Service of any notice required in this subsection may be accomplished by certified mail, return receipt requested; personal service by any law enforcement officer; or upon the failure of these two methods, publication. Service by publication shall be accomplished by publishing such notices in a newspaper of general circulation within the county where the lease is located for at least once a week for three successive weeks and by posting the notices on the Commission's Web site. The format for notice by publication shall be approved by the Attorney General.

(n) Upon final termination of any leasehold, the leased area in question is thrown open to the public for use in accordance with laws and rules governing use of public grounds generally. Within 30 days of final termination of the leasehold, the former leaseholder shall remove all abandoned markers denominating the area of the leasehold. The State may, after 10 days' notice to the owner of the abandoned markers thereof, remove the abandoned structure and have the area cleaned up. The cost of such removal and cleanup shall be payable by the owner of the abandoned markers and the State may bring suit to recover the costs thereof.

(o) Every year between January 1 and February 15, the Secretary must mail to all leaseholders a notice of the annual rental due and include forms designed by the Secretary for determining the amount of harvest gathered. Such forms may contain other pertinent questions relating to the utilization of the leasehold in the best interests of the aquaculture industry of the State and must be executed and returned by the leaseholder with the payment of the leaseholder's rental. Any leaseholder or the leaseholder's agent executing such forms for the leaseholder who knowingly makes a false statement on such forms is guilty of a Class 1 misdemeanor. (2017-190, s. 1.)


113-218. Protection of private marine aquaculture rights.
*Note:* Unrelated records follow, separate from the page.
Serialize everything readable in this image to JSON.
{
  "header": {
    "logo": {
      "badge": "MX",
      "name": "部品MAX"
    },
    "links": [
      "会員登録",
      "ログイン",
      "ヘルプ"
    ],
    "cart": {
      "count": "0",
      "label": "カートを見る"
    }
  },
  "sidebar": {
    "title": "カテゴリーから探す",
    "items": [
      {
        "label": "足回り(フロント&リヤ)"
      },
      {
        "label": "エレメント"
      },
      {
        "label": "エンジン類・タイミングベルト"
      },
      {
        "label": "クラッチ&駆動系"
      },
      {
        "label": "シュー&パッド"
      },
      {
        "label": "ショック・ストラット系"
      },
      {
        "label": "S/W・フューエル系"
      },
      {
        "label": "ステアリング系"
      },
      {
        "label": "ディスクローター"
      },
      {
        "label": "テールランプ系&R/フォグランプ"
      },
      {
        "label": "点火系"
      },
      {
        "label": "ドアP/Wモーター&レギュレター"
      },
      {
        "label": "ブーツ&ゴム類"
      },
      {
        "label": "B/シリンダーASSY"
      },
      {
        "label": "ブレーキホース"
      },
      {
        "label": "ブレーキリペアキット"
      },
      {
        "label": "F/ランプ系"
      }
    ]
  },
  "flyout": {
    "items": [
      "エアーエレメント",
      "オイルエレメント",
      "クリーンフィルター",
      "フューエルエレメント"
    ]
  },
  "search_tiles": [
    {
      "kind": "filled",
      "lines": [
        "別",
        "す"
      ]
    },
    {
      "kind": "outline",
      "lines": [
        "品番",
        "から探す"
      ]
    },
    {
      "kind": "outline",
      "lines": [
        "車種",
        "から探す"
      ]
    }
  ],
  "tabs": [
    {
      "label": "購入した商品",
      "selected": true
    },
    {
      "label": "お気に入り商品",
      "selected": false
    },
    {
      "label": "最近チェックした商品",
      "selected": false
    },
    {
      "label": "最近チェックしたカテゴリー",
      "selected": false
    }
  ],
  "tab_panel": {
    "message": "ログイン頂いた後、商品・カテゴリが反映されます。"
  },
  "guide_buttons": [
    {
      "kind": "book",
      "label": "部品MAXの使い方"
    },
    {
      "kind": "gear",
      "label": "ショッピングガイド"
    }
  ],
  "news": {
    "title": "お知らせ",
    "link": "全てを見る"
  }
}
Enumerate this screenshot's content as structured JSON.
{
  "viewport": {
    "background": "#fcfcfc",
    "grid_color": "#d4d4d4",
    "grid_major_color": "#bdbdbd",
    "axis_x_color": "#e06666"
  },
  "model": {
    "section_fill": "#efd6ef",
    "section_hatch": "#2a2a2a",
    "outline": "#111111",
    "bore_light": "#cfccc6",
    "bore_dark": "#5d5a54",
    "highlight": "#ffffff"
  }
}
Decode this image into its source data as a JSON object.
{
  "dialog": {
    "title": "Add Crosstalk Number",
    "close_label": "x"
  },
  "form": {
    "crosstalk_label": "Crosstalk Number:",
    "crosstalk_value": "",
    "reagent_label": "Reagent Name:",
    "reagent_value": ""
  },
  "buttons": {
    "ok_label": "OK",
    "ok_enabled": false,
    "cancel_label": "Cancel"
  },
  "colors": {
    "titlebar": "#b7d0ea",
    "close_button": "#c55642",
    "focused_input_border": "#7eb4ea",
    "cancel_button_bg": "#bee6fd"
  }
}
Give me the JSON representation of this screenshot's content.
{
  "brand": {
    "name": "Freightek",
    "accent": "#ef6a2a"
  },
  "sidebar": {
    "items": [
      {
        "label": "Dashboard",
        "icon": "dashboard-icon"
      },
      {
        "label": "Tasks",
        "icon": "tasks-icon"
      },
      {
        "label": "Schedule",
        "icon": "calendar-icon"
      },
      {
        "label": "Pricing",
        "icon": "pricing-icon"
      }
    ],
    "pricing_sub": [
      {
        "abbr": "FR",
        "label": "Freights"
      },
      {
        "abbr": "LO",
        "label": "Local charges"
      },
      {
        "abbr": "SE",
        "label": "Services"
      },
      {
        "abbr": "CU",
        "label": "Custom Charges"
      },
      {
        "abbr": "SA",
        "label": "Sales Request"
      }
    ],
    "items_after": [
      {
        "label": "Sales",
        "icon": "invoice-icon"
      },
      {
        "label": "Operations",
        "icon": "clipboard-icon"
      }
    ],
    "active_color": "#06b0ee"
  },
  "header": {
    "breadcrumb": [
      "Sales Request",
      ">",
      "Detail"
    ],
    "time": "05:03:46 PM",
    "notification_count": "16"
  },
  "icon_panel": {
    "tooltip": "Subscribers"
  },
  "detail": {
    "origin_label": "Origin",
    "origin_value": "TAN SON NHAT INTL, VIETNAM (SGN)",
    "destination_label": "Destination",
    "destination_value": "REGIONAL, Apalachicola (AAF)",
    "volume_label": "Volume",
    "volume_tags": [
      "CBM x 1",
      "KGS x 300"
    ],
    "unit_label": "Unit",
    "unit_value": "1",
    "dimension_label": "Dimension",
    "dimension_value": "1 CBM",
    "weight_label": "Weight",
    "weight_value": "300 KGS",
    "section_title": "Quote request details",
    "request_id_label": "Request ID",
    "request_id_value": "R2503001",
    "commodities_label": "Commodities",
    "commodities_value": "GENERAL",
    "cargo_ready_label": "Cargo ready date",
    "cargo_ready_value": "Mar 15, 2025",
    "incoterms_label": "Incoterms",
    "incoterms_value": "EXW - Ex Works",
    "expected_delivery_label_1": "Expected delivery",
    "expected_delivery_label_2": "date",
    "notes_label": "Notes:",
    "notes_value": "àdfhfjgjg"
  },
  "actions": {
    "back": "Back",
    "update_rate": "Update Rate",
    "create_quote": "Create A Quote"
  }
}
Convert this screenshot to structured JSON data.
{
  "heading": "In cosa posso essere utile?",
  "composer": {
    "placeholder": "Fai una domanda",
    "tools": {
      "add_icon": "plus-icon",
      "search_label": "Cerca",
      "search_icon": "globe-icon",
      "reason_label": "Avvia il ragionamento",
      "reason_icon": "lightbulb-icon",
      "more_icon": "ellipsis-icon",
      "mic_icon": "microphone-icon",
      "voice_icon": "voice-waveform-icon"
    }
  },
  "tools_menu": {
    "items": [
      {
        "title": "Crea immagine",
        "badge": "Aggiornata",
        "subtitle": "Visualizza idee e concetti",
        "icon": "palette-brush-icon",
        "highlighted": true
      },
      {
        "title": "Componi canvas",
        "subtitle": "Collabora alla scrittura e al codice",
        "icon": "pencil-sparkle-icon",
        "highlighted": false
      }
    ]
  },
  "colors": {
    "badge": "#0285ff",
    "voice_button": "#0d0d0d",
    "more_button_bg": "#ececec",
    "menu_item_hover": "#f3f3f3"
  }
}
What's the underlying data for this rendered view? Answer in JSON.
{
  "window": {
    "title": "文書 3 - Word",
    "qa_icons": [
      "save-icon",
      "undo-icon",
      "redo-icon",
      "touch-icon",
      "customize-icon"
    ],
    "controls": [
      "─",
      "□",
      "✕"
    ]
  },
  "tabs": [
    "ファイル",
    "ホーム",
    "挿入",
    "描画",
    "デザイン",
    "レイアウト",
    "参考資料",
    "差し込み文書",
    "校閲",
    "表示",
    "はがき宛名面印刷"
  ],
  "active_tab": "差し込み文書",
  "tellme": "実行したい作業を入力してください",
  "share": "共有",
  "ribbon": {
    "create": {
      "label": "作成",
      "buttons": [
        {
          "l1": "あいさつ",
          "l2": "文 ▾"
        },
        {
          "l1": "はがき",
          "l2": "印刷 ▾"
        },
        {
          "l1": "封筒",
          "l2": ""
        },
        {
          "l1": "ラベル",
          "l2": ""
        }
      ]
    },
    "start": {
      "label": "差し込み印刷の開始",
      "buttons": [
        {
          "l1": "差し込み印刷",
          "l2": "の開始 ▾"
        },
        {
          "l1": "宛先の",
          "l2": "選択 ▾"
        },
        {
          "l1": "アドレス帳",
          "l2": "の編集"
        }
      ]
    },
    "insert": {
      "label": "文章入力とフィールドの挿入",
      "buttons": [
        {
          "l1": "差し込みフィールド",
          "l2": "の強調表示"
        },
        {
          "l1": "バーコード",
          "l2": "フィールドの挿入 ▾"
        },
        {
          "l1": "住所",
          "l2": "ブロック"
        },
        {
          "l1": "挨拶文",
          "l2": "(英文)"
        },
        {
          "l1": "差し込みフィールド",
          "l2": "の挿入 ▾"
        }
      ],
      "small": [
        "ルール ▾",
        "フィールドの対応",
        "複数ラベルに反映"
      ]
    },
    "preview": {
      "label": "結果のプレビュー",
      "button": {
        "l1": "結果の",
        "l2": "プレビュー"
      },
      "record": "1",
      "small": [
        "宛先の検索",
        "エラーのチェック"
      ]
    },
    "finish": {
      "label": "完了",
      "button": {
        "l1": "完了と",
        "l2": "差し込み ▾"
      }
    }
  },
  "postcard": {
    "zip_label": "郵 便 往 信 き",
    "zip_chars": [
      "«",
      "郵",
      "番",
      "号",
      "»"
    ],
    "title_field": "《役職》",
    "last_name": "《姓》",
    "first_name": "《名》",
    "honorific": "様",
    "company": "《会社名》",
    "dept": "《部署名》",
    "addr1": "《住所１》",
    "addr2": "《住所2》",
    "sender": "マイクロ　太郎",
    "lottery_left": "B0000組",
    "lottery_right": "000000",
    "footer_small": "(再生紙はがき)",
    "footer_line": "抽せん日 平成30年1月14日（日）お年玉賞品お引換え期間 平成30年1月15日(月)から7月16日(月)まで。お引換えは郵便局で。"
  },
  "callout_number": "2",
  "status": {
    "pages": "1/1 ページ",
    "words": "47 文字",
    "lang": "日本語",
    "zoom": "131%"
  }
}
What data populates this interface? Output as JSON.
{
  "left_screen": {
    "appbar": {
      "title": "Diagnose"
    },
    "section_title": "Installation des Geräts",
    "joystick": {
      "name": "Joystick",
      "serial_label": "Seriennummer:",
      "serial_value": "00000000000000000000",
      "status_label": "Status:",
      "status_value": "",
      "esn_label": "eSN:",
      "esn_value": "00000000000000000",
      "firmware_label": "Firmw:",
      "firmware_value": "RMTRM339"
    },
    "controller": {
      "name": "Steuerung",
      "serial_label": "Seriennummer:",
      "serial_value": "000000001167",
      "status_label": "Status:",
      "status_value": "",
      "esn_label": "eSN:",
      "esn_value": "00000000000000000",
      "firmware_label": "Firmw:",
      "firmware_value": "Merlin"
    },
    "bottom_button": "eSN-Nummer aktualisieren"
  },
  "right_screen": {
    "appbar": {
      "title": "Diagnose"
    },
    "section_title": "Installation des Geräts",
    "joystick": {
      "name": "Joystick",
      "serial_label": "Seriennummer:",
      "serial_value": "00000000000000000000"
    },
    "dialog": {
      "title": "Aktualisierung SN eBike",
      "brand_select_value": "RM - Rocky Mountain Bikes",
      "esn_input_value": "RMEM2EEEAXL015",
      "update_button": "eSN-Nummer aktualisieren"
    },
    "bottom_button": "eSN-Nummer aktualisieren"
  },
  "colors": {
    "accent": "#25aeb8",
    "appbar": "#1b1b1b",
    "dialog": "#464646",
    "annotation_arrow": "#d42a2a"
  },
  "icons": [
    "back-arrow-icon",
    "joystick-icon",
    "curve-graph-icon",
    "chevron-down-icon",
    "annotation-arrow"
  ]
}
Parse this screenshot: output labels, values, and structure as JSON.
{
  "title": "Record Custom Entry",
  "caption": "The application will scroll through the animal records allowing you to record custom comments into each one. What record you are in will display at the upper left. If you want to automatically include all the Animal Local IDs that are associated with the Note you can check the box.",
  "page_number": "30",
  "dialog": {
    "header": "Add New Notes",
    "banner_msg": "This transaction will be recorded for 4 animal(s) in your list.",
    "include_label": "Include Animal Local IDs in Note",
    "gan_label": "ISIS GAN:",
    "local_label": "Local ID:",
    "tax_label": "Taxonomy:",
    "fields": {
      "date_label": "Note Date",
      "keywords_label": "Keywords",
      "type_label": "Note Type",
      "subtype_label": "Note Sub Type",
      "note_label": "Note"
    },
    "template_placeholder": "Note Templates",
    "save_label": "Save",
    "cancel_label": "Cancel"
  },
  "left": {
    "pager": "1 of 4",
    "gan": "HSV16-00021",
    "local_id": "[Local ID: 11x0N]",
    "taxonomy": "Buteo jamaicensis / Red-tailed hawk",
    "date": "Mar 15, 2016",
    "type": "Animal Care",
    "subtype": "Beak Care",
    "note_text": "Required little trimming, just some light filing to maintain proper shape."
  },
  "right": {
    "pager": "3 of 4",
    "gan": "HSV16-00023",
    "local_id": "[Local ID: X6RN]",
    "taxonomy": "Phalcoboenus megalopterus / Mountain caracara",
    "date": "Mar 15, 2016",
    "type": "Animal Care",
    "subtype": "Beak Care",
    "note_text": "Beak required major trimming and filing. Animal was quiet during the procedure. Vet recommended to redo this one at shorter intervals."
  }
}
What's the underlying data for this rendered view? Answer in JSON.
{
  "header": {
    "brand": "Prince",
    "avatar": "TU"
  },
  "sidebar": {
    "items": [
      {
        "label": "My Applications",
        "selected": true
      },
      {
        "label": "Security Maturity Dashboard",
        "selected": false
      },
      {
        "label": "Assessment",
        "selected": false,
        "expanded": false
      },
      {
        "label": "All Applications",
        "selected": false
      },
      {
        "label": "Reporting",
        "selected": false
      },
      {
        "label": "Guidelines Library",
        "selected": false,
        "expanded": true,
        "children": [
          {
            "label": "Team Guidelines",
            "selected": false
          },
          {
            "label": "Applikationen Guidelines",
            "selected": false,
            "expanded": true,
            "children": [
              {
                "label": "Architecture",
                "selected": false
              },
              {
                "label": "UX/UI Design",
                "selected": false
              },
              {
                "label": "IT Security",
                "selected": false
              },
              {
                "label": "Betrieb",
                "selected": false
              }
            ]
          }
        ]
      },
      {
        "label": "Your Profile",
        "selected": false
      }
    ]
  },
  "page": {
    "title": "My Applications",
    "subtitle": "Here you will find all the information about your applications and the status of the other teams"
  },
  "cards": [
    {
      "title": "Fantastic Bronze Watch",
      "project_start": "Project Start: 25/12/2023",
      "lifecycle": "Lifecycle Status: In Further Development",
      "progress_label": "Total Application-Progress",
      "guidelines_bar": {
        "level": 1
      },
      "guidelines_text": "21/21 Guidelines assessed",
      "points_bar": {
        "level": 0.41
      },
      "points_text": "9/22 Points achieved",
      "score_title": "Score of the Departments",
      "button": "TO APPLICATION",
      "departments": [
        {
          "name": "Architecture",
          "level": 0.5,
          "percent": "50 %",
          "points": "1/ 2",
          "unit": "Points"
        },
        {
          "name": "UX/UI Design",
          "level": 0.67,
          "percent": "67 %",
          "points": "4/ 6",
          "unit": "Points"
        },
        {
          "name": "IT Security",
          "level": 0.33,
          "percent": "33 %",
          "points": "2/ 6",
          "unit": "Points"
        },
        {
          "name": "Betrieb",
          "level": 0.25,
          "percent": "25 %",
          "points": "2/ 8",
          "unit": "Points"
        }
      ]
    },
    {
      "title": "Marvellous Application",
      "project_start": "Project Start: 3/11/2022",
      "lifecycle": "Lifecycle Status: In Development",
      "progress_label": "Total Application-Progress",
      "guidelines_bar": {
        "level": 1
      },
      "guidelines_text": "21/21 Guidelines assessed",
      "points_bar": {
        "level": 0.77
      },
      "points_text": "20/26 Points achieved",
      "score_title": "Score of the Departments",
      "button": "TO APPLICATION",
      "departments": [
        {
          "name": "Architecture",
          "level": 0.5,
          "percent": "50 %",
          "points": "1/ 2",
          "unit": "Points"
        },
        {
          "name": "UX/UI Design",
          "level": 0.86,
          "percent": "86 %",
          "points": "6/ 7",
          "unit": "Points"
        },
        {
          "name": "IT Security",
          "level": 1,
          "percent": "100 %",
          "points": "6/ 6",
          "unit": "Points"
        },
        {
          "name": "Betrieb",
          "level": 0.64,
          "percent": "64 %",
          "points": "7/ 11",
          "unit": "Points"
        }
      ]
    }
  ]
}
It is unlawful for any person, other than the holder of a lease issued under this Article, to take or attempt to take marine species being produced under the license and associated lease from any privately leased, franchised, or deeded marine aquaculture operation without written authorization of the holder and with actual knowledge it is a marine aquaculture leased area. Actual knowledge will be presumed when the marine species are taken or attempted to be taken under the following circumstances:

(1) From within the confines of posted boundaries of the area as identified by signs, whether the whole or any part of the area is posted; or

(2) When the area has been regularly posted and identified and the person knew the area to be the subject of private marine aquaculture rights.

A violation of this subsection shall constitute a Class A1 misdemeanor, which may include a fine of not more than five thousand dollars ($5,000). The written authorization shall include the lease number or deed reference, name and address of authorized person, date of issuance, and date of expiration, and it must be signed by the holder of the marine aquaculture rights. Identification signs shall include the lease number or deed reference and the name of the holder. (2017-190, s. 1.)


113-219: Reserved for future codification purposes.


113-220: Reserved for future codification purposes.